BEGIN Given data

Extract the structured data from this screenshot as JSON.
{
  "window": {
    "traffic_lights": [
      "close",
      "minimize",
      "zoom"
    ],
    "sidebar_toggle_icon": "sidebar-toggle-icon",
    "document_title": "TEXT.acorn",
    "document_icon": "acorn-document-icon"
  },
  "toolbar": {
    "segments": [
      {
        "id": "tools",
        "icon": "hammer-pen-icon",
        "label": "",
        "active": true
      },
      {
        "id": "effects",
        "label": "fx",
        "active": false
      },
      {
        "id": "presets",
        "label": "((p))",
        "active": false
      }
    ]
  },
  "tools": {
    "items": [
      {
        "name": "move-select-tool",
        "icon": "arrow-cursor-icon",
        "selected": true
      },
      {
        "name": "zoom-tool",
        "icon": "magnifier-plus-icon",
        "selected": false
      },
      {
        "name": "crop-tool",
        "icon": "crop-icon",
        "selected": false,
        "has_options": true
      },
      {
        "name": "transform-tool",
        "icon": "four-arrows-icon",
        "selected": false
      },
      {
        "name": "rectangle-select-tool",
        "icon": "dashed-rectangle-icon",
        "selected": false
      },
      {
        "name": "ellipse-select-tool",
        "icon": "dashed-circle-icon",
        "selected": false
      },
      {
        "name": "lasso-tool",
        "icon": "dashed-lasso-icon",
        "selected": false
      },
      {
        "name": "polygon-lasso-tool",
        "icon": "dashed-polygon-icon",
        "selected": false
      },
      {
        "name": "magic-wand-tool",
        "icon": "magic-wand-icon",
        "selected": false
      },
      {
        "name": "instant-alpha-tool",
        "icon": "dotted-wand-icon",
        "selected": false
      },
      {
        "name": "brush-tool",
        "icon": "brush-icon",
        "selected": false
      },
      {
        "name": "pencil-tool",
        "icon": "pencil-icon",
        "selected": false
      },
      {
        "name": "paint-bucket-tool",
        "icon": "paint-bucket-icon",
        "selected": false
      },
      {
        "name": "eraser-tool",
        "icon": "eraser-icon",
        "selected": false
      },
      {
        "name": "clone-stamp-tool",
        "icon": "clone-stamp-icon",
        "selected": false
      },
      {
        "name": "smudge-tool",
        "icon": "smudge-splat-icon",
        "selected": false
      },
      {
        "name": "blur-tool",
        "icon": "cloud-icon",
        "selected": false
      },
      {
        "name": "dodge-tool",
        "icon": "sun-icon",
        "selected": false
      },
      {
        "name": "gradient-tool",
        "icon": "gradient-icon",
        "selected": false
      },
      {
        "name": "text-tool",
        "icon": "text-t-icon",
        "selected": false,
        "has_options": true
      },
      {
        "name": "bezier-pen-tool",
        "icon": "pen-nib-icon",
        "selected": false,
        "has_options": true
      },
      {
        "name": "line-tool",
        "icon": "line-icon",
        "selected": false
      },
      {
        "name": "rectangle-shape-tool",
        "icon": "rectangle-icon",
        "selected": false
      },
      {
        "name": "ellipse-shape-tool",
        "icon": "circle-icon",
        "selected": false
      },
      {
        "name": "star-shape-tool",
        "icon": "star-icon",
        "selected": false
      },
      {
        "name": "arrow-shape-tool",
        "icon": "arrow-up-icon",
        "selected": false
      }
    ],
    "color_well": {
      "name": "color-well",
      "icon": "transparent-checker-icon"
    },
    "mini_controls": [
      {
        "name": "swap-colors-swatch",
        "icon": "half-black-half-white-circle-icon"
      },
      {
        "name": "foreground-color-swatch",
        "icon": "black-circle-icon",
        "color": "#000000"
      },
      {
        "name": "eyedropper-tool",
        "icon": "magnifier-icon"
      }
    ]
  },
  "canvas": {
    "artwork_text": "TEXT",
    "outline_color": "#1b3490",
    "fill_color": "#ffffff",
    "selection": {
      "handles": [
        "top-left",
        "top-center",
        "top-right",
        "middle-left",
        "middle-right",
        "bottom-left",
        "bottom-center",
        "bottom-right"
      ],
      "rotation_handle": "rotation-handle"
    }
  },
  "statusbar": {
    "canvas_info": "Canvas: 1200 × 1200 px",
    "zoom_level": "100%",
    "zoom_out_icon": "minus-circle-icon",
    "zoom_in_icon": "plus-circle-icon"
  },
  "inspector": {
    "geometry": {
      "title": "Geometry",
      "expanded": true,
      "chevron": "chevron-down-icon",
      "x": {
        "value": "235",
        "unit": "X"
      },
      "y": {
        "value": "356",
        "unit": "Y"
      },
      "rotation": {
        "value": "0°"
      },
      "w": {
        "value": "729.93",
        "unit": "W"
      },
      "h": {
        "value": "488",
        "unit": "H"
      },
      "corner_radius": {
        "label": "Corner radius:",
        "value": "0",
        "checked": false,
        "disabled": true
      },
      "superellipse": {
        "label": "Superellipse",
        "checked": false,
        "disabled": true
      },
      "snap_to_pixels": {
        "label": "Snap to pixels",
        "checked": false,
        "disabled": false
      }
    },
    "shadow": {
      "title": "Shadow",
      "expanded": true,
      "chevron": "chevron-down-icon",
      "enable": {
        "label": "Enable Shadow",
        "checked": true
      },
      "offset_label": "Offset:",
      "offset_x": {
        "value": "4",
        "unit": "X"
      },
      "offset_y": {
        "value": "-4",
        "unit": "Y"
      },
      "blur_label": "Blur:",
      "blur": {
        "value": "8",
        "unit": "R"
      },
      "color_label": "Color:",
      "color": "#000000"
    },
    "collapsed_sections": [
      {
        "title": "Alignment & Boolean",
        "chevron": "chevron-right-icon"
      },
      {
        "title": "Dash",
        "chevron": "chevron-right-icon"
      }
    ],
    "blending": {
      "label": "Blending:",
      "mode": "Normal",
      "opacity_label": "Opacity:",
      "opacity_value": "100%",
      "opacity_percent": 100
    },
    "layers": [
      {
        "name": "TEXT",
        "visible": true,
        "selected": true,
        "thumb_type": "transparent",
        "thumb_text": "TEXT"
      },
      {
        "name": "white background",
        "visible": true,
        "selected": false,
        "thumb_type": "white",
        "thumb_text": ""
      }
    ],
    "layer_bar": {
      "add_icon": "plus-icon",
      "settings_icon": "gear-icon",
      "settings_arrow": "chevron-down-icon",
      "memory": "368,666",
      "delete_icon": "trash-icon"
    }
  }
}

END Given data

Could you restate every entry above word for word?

Answer section
Extract the structured data from this screenshot as JSON.
{
  "window": {
    "traffic_lights": [
      "close",
      "minimize",
      "zoom"
    ],
    "sidebar_toggle_icon": "sidebar-toggle-icon",
    "document_title": "TEXT.acorn",
    "document_icon": "acorn-document-icon"
  },
  "toolbar": {
    "segments": [
      {
        "id": "tools",
        "icon": "hammer-pen-icon",
        "label": "",
        "active": true
      },
      {
        "id": "effects",
        "label": "fx",
        "active": false
      },
      {
        "id": "presets",
        "label": "((p))",
        "active": false
      }
    ]
  },
  "tools": {
    "items": [
      {
        "name": "move-select-tool",
        "icon": "arrow-cursor-icon",
        "selected": true
      },
      {
        "name": "zoom-tool",
        "icon": "magnifier-plus-icon",
        "selected": false
      },
      {
        "name": "crop-tool",
        "icon": "crop-icon",
        "selected": false,
        "has_options": true
      },
      {
        "name": "transform-tool",
        "icon": "four-arrows-icon",
        "selected": false
      },
      {
        "name": "rectangle-select-tool",
        "icon": "dashed-rectangle-icon",
        "selected": false
      },
      {
        "name": "ellipse-select-tool",
        "icon": "dashed-circle-icon",
        "selected": false
      },
      {
        "name": "lasso-tool",
        "icon": "dashed-lasso-icon",
        "selected": false
      },
      {
        "name": "polygon-lasso-tool",
        "icon": "dashed-polygon-icon",
        "selected": false
      },
      {
        "name": "magic-wand-tool",
        "icon": "magic-wand-icon",
        "selected": false
      },
      {
        "name": "instant-alpha-tool",
        "icon": "dotted-wand-icon",
        "selected": false
      },
      {
        "name": "brush-tool",
        "icon": "brush-icon",
        "selected": false
      },
      {
        "name": "pencil-tool",
        "icon": "pencil-icon",
        "selected": false
      },
      {
        "name": "paint-bucket-tool",
        "icon": "paint-bucket-icon",
        "selected": false
      },
      {
        "name": "eraser-tool",
        "icon": "eraser-icon",
        "selected": false
      },
      {
        "name": "clone-stamp-tool",
        "icon": "clone-stamp-icon",
        "selected": false
      },
      {
        "name": "smudge-tool",
        "icon": "smudge-splat-icon",
        "selected": false
      },
      {
        "name": "blur-tool",
        "icon": "cloud-icon",
        "selected": false
      },
      {
        "name": "dodge-tool",
        "icon": "sun-icon",
        "selected": false
      },
      {
        "name": "gradient-tool",
        "icon": "gradient-icon",
        "selected": false
      },
      {
        "name": "text-tool",
        "icon": "text-t-icon",
        "selected": false,
        "has_options": true
      },
      {
        "name": "bezier-pen-tool",
        "icon": "pen-nib-icon",
        "selected": false,
        "has_options": true
      },
      {
        "name": "line-tool",
        "icon": "line-icon",
        "selected": false
      },
      {
        "name": "rectangle-shape-tool",
        "icon": "rectangle-icon",
        "selected": false
      },
      {
        "name": "ellipse-shape-tool",
        "icon": "circle-icon",
        "selected": false
      },
      {
        "name": "star-shape-tool",
        "icon": "star-icon",
        "selected": false
      },
      {
        "name": "arrow-shape-tool",
        "icon": "arrow-up-icon",
        "selected": false
      }
    ],
    "color_well": {
      "name": "color-well",
      "icon": "transparent-checker-icon"
    },
    "mini_controls": [
      {
        "name": "swap-colors-swatch",
        "icon": "half-black-half-white-circle-icon"
      },
      {
        "name": "foreground-color-swatch",
        "icon": "black-circle-icon",
        "color": "#000000"
      },
      {
        "name": "eyedropper-tool",
        "icon": "magnifier-icon"
      }
    ]
  },
  "canvas": {
    "artwork_text": "TEXT",
    "outline_color": "#1b3490",
    "fill_color": "#ffffff",
    "selection": {
      "handles": [
        "top-left",
        "top-center",
        "top-right",
        "middle-left",
        "middle-right",
        "bottom-left",
        "bottom-center",
        "bottom-right"
      ],
      "rotation_handle": "rotation-handle"
    }
  },
  "statusbar": {
    "canvas_info": "Canvas: 1200 × 1200 px",
    "zoom_level": "100%",
    "zoom_out_icon": "minus-circle-icon",
    "zoom_in_icon": "plus-circle-icon"
  },
  "inspector": {
    "geometry": {
      "title": "Geometry",
      "expanded": true,
      "chevron": "chevron-down-icon",
      "x": {
        "value": "235",
        "unit": "X"
      },
      "y": {
        "value": "356",
        "unit": "Y"
      },
      "rotation": {
        "value": "0°"
      },
      "w": {
        "value": "729.93",
        "unit": "W"
      },
      "h": {
        "value": "488",
        "unit": "H"
      },
      "corner_radius": {
        "label": "Corner radius:",
        "value": "0",
        "checked": false,
        "disabled": true
      },
      "superellipse": {
        "label": "Superellipse",
        "checked": false,
        "disabled": true
      },
      "snap_to_pixels": {
        "label": "Snap to pixels",
        "checked": false,
        "disabled": false
      }
    },
    "shadow": {
      "title": "Shadow",
      "expanded": true,
      "chevron": "chevron-down-icon",
      "enable": {
        "label": "Enable Shadow",
        "checked": true
      },
      "offset_label": "Offset:",
      "offset_x": {
        "value": "4",
        "unit": "X"
      },
      "offset_y": {
        "value": "-4",
        "unit": "Y"
      },
      "blur_label": "Blur:",
      "blur": {
        "value": "8",
        "unit": "R"
      },
      "color_label": "Color:",
      "color": "#000000"
    },
    "collapsed_sections": [
      {
        "title": "Alignment & Boolean",
        "chevron": "chevron-right-icon"
      },
      {
        "title": "Dash",
        "chevron": "chevron-right-icon"
      }
    ],
    "blending": {
      "label": "Blending:",
      "mode": "Normal",
      "opacity_label": "Opacity:",
      "opacity_value": "100%",
      "opacity_percent": 100
    },
    "layers": [
      {
        "name": "TEXT",
        "visible": true,
        "selected": true,
        "thumb_type": "transparent",
        "thumb_text": "TEXT"
      },
      {
        "name": "white background",
        "visible": true,
        "selected": false,
        "thumb_type": "white",
        "thumb_text": ""
      }
    ],
    "layer_bar": {
      "add_icon": "plus-icon",
      "settings_icon": "gear-icon",
      "settings_arrow": "chevron-down-icon",
      "memory": "368,666",
      "delete_icon": "trash-icon"
    }
  }
}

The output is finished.